Content starts

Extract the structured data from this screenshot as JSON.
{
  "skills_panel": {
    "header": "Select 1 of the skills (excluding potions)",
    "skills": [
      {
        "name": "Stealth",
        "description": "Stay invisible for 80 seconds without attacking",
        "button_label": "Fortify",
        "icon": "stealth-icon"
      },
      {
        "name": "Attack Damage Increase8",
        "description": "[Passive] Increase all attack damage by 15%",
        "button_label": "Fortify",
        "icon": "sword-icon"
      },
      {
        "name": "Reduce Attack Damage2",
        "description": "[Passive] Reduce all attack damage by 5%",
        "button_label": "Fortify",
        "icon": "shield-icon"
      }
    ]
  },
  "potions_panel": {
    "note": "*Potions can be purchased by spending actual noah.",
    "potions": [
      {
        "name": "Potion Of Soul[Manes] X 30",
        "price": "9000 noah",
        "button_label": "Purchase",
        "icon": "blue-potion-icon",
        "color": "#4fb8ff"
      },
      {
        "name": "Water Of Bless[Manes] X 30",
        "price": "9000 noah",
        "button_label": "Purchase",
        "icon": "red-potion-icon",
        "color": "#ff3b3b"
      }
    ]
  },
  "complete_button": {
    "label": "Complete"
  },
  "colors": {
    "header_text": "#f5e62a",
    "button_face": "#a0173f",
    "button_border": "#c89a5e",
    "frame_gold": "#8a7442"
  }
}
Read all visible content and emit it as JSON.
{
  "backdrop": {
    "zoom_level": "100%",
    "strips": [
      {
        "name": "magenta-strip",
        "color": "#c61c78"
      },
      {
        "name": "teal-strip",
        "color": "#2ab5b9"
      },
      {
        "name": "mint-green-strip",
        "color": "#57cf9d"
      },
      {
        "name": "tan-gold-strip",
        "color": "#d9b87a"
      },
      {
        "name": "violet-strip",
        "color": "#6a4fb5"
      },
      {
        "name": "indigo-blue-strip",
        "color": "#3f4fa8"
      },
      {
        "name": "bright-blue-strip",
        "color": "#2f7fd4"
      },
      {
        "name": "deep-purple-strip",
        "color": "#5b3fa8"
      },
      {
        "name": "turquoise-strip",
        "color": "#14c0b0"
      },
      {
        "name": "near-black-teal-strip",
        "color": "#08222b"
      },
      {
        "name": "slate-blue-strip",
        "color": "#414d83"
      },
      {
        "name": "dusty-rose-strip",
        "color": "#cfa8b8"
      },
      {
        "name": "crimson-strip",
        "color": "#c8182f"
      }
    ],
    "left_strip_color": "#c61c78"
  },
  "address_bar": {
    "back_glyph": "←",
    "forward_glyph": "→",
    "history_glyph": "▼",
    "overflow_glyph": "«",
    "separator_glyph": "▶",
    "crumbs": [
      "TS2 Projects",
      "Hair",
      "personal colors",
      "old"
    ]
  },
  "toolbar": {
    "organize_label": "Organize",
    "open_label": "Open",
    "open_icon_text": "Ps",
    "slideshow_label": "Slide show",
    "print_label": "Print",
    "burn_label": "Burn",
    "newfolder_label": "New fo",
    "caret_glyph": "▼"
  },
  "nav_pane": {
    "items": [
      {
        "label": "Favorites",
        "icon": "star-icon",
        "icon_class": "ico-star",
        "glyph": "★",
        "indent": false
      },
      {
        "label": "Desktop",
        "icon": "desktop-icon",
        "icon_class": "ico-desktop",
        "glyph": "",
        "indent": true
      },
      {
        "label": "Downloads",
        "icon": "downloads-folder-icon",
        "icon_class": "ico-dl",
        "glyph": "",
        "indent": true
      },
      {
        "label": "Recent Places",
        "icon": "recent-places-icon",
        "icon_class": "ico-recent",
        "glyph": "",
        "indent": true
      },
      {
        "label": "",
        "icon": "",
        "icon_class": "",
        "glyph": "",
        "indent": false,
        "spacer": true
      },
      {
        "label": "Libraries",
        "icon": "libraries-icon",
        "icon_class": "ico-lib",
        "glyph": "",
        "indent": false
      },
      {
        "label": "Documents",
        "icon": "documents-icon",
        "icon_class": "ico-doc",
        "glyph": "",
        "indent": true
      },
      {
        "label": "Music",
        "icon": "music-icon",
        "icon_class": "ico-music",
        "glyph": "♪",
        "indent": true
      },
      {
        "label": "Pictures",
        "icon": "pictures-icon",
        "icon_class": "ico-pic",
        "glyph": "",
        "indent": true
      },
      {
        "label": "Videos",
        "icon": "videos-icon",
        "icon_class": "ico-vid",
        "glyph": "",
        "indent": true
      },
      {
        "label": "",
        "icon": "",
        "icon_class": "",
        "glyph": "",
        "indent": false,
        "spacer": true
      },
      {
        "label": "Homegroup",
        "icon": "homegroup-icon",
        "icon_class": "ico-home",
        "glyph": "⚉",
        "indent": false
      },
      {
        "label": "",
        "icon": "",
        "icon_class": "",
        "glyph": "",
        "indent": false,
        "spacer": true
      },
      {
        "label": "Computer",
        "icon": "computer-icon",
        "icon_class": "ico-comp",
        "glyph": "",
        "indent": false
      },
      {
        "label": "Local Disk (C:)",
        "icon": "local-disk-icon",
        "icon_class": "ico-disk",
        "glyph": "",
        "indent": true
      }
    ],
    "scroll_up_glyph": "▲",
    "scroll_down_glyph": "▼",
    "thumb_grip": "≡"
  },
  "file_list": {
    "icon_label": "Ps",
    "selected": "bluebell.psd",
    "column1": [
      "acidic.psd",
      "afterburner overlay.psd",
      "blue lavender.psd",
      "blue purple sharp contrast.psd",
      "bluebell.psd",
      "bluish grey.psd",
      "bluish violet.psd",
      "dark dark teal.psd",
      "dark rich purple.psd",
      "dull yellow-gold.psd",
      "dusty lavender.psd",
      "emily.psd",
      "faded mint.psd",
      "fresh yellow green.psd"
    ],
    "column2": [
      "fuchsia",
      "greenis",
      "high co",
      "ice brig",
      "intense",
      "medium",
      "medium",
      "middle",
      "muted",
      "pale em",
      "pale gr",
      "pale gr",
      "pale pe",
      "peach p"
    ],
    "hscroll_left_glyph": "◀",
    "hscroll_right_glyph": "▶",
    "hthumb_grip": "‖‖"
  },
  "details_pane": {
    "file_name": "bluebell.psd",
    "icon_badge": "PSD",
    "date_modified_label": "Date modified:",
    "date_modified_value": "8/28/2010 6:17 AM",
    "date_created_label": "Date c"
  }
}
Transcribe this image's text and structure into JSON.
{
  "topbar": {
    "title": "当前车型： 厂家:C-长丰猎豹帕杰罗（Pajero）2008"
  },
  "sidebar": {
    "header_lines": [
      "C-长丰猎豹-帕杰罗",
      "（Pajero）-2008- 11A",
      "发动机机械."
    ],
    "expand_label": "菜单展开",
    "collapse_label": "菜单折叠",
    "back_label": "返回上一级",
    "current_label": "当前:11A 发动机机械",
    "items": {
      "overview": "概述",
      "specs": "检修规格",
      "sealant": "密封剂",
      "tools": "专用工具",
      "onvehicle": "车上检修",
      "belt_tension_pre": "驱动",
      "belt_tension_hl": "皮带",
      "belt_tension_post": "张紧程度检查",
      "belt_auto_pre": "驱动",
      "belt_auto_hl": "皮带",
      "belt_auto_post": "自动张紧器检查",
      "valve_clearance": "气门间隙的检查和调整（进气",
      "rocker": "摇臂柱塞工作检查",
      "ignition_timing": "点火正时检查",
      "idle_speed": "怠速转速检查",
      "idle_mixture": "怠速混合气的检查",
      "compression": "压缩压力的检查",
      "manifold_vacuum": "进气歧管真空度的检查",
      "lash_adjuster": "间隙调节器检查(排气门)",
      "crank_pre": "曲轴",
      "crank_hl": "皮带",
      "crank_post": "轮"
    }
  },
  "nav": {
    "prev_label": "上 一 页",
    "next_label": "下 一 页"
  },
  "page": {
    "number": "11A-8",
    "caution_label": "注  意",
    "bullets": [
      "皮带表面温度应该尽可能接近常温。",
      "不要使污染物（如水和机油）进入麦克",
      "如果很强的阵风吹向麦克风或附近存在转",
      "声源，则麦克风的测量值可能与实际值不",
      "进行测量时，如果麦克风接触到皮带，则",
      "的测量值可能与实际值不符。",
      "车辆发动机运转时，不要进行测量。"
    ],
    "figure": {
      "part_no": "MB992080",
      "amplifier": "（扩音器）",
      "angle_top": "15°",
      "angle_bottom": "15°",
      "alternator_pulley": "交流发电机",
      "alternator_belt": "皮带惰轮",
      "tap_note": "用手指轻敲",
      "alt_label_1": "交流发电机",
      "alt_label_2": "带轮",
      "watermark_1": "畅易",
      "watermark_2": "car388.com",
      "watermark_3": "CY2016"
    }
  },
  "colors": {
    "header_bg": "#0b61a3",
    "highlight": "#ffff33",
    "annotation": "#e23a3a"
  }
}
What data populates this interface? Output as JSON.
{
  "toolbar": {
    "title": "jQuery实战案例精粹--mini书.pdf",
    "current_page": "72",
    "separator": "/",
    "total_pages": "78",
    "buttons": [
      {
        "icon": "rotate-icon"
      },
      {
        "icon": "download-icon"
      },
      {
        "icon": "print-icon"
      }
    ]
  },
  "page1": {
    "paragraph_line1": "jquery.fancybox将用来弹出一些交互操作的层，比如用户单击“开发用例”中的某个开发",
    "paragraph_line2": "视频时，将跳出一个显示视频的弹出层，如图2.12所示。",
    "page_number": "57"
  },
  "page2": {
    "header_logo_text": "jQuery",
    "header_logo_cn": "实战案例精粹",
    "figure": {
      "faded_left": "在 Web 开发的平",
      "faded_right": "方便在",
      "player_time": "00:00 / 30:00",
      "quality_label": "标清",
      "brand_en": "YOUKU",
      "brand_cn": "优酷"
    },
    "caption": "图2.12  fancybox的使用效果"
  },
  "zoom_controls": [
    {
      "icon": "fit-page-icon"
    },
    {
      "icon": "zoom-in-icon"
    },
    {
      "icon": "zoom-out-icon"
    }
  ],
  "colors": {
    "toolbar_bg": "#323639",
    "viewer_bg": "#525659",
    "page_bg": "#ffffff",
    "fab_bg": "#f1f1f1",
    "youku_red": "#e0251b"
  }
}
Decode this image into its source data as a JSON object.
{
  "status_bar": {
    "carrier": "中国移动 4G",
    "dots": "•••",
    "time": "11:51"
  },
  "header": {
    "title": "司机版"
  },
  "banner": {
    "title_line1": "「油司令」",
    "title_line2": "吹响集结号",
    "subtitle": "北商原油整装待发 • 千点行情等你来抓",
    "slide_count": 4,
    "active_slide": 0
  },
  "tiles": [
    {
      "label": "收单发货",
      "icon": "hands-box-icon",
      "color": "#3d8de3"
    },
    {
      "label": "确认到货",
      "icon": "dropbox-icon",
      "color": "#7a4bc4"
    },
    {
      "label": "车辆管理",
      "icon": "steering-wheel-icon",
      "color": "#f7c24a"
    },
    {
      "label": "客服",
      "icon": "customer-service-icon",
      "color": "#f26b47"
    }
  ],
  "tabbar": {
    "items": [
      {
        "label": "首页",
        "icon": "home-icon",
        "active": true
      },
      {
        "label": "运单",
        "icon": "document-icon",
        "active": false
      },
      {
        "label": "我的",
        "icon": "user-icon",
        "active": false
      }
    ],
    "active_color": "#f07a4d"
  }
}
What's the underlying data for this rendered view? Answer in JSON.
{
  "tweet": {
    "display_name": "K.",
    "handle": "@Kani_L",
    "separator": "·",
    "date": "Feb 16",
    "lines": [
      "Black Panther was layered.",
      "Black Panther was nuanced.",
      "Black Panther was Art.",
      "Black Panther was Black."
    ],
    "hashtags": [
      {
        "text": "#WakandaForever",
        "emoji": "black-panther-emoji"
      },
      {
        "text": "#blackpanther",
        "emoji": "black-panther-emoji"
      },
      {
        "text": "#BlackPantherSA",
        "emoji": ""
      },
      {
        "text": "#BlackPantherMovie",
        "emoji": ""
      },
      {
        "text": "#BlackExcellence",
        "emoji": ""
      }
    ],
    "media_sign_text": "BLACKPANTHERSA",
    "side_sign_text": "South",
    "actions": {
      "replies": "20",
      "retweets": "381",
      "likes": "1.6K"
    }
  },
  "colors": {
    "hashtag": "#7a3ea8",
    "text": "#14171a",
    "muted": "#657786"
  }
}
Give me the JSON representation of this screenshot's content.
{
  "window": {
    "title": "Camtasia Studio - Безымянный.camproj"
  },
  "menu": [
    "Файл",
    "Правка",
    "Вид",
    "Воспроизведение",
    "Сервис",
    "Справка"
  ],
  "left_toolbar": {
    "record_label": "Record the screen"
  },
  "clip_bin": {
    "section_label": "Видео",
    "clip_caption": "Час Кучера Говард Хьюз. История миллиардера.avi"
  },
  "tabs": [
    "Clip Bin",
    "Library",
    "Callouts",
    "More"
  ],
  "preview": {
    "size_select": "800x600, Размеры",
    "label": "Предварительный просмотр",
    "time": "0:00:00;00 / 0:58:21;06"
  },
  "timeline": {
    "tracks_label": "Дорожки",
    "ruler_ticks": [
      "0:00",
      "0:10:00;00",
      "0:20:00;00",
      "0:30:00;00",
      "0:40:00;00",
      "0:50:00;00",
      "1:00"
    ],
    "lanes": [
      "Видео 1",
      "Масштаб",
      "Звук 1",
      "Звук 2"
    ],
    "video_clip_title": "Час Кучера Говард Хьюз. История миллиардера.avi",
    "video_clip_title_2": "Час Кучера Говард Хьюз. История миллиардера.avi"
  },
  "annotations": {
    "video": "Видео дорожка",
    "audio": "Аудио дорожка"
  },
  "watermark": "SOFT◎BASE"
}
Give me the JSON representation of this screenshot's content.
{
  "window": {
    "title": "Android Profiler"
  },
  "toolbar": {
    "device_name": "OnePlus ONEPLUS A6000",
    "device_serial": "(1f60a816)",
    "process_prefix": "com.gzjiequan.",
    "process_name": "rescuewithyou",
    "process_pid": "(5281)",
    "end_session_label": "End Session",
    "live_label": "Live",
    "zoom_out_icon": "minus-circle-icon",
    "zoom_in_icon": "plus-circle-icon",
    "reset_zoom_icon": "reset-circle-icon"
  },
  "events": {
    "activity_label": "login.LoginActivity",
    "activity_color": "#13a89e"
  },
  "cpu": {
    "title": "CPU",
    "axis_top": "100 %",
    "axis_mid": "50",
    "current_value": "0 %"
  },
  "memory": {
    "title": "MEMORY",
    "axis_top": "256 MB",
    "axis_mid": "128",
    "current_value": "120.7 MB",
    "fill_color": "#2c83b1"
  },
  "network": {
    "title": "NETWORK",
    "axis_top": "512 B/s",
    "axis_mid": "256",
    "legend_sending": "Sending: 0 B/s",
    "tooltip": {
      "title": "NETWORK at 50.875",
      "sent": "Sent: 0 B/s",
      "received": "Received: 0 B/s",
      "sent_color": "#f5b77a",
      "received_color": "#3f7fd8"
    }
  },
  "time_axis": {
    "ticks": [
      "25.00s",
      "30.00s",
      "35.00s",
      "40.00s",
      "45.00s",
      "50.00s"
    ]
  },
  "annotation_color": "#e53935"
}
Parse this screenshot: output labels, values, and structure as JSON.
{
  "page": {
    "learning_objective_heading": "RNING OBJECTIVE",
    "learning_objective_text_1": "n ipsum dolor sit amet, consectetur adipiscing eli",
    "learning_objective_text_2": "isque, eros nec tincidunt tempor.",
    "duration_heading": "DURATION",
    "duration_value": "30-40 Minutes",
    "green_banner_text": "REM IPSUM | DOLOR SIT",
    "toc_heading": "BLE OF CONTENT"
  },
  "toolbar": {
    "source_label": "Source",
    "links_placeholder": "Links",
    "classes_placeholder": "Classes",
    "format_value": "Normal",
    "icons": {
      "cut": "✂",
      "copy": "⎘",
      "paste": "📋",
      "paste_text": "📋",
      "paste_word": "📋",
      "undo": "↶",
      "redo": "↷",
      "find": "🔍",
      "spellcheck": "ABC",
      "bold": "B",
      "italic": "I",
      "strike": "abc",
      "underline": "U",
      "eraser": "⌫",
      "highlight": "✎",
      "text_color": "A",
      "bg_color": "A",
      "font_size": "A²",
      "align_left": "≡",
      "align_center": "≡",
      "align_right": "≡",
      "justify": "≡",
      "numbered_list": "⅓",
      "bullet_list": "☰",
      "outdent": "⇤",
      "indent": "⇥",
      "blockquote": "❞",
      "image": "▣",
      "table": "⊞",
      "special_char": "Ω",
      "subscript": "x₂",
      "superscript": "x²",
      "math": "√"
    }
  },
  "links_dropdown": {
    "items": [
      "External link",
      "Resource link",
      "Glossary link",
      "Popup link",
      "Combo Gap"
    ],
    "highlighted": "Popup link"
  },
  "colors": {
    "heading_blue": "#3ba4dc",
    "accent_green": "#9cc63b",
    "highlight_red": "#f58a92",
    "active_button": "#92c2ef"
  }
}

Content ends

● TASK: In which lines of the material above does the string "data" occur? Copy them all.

● EXERCISE ANSWER:
Extract the structured data from this screenshot as JSON.
What data populates this interface? Output as JSON.
Decode this image into its source data as a JSON object.
What's the underlying data for this rendered view? Answer in JSON.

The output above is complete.